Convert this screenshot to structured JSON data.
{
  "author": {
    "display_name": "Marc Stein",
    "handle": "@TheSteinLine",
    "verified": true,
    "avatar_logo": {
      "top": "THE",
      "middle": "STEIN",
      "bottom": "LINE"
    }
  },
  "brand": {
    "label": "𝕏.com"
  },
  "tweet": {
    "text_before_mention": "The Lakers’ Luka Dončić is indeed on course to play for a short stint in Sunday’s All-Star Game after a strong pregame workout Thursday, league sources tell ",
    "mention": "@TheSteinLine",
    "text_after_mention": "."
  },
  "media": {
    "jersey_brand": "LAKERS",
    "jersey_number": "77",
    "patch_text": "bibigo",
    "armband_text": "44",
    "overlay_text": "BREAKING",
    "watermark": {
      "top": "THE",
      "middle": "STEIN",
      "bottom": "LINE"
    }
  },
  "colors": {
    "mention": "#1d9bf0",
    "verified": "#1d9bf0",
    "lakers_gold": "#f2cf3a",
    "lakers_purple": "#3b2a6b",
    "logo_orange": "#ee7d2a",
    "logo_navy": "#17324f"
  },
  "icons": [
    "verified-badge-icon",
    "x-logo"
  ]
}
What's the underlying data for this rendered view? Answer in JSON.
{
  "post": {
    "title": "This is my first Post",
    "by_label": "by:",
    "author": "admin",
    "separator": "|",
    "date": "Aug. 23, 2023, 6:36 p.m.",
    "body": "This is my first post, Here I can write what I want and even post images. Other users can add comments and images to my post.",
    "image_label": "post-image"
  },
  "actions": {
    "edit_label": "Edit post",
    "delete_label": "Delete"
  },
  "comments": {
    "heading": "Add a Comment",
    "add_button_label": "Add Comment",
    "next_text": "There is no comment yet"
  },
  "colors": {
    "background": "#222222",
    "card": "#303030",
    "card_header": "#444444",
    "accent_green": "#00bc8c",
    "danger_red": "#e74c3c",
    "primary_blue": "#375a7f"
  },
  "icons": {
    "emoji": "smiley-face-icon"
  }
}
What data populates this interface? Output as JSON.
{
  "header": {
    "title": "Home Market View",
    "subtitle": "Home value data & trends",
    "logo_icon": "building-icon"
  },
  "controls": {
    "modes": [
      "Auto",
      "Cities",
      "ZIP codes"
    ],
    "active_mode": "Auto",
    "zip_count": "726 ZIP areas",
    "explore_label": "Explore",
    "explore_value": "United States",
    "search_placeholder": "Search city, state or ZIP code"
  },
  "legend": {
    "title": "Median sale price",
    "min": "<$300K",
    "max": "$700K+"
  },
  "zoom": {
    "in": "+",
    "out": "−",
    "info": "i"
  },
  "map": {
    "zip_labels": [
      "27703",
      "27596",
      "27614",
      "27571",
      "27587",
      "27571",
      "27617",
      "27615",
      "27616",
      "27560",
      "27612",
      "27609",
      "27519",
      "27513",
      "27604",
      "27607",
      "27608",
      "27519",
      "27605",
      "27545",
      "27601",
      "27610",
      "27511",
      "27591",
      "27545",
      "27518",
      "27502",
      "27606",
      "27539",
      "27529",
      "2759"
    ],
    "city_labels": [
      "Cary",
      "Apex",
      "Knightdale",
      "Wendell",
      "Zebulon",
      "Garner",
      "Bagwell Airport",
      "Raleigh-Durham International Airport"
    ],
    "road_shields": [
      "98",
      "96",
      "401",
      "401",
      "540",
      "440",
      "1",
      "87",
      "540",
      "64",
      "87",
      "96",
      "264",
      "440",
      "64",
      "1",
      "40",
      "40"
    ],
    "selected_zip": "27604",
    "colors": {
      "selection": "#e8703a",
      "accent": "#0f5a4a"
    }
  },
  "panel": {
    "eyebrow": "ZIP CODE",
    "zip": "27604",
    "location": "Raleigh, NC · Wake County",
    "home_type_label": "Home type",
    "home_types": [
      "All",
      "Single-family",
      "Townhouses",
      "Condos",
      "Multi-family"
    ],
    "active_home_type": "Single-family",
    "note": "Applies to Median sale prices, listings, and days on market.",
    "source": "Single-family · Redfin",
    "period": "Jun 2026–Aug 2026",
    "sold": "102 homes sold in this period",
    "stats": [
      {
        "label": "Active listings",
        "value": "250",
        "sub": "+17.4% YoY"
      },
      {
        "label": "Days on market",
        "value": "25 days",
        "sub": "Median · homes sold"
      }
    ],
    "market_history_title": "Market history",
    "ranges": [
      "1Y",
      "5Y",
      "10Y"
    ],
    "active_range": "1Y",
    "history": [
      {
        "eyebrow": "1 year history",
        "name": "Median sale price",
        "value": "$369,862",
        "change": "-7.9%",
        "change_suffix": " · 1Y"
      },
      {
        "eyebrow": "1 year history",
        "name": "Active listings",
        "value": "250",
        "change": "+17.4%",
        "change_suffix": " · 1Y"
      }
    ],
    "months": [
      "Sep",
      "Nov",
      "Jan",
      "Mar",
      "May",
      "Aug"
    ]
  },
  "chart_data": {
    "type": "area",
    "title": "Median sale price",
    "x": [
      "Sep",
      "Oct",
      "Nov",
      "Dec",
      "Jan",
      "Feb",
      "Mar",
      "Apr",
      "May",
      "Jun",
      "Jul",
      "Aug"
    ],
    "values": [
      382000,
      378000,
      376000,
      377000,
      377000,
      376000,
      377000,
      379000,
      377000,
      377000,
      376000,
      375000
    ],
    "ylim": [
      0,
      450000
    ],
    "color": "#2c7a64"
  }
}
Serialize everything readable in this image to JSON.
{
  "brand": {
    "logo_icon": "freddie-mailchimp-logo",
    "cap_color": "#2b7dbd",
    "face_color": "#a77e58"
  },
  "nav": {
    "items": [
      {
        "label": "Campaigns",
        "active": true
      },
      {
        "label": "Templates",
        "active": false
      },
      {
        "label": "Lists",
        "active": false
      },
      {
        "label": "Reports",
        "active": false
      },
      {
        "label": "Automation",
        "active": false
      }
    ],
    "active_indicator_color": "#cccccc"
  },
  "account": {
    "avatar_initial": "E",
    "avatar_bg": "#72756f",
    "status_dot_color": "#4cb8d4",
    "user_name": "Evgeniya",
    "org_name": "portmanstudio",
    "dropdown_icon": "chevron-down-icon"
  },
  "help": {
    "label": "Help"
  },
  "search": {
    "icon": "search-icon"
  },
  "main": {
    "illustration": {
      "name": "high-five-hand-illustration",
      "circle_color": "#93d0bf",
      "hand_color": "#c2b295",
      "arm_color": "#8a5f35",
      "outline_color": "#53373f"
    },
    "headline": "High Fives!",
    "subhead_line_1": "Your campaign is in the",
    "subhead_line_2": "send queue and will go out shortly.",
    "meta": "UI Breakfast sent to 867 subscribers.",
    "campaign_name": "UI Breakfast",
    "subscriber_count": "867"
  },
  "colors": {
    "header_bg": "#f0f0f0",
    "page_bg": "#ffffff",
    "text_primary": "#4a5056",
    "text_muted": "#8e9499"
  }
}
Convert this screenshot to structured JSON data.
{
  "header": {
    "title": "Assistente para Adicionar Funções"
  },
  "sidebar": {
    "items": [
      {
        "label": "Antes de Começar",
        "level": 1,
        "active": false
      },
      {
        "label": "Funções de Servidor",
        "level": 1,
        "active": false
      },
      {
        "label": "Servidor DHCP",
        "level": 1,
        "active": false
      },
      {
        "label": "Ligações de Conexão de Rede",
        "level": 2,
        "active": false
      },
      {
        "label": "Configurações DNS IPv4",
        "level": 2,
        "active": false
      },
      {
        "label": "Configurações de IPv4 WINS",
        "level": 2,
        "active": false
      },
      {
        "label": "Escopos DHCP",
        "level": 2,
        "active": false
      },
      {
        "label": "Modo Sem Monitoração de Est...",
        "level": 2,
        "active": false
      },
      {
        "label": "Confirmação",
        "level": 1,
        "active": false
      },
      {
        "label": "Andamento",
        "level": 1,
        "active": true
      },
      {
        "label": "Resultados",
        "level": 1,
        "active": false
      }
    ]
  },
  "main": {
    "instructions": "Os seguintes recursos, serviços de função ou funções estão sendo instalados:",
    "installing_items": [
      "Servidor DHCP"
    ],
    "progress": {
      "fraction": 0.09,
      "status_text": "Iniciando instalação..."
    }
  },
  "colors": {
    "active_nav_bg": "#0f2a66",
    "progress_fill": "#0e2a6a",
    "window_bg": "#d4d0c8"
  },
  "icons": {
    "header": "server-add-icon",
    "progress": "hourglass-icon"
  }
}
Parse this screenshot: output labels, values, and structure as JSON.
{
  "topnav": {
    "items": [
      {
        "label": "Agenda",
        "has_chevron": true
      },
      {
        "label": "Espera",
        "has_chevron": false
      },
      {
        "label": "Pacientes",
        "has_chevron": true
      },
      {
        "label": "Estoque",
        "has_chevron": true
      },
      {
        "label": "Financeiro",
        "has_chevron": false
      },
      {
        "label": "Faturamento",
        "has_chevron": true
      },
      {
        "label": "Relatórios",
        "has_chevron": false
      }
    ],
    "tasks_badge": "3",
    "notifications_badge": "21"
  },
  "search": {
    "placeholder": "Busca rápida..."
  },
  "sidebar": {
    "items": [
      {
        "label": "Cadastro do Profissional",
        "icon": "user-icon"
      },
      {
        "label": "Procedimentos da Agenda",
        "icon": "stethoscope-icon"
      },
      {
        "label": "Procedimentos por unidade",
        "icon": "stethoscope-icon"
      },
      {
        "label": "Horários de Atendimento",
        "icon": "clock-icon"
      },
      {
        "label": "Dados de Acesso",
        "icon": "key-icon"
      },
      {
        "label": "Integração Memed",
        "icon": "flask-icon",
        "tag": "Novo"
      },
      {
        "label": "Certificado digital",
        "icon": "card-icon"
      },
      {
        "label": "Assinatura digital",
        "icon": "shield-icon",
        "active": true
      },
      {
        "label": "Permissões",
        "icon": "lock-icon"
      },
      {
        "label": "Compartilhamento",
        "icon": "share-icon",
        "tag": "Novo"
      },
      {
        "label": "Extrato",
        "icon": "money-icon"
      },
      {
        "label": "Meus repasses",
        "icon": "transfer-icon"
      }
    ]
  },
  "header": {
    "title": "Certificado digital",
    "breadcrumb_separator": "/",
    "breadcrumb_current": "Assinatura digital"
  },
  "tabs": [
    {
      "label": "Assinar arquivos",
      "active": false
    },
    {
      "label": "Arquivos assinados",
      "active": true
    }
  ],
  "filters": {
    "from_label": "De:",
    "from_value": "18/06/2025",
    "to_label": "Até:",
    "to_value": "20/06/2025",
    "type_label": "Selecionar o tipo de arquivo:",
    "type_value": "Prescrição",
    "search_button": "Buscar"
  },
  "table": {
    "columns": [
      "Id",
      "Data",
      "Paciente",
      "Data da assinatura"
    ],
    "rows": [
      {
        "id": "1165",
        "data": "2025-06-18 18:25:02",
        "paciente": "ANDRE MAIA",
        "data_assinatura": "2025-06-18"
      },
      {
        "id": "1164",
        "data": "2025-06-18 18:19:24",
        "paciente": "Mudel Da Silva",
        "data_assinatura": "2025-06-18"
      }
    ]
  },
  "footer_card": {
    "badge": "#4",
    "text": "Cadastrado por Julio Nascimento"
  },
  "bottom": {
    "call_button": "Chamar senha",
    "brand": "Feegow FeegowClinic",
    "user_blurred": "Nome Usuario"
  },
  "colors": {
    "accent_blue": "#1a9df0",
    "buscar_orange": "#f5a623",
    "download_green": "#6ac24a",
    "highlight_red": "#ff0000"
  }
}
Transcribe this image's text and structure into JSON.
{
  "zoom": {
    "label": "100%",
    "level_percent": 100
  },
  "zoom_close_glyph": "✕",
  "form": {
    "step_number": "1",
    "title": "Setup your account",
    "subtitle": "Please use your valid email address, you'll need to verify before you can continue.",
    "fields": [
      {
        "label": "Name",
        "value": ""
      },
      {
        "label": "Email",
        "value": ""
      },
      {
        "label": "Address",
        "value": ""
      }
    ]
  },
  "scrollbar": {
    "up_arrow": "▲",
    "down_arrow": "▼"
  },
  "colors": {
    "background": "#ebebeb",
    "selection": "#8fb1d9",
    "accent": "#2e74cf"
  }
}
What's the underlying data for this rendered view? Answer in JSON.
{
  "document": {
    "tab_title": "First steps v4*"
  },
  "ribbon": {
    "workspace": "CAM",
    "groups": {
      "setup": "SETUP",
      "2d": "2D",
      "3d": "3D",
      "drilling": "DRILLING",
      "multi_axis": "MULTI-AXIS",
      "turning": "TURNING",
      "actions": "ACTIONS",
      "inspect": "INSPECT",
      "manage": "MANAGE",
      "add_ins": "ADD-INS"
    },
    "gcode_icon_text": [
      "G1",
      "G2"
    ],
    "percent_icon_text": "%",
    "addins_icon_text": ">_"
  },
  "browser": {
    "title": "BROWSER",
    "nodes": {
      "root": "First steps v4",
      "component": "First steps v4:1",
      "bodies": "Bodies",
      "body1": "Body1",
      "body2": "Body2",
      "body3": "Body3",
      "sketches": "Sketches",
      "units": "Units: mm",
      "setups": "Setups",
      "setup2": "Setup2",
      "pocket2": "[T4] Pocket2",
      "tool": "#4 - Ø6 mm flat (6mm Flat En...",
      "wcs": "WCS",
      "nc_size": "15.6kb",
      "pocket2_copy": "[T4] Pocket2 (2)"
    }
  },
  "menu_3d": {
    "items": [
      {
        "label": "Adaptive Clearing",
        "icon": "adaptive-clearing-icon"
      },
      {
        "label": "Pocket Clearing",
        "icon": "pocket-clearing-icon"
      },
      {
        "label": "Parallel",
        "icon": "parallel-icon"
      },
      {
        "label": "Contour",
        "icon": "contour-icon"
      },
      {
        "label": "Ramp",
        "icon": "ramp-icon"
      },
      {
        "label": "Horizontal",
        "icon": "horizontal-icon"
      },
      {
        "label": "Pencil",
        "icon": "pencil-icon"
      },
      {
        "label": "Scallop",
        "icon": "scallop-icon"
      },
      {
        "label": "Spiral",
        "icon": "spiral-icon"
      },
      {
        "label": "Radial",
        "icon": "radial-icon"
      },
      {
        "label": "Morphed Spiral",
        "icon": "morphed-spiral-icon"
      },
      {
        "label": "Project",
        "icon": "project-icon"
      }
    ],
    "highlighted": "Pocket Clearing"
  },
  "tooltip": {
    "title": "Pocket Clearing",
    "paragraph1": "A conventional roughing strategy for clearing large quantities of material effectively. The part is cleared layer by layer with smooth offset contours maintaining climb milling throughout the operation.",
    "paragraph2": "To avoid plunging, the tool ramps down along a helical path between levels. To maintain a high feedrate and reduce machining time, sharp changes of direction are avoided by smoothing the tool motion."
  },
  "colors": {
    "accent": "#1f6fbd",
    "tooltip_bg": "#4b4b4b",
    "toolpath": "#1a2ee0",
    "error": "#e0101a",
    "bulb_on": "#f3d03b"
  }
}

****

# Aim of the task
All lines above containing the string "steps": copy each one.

# Written answer
    "tab_title": "First steps v4*"
      "root": "First steps v4",
      "component": "First steps v4:1",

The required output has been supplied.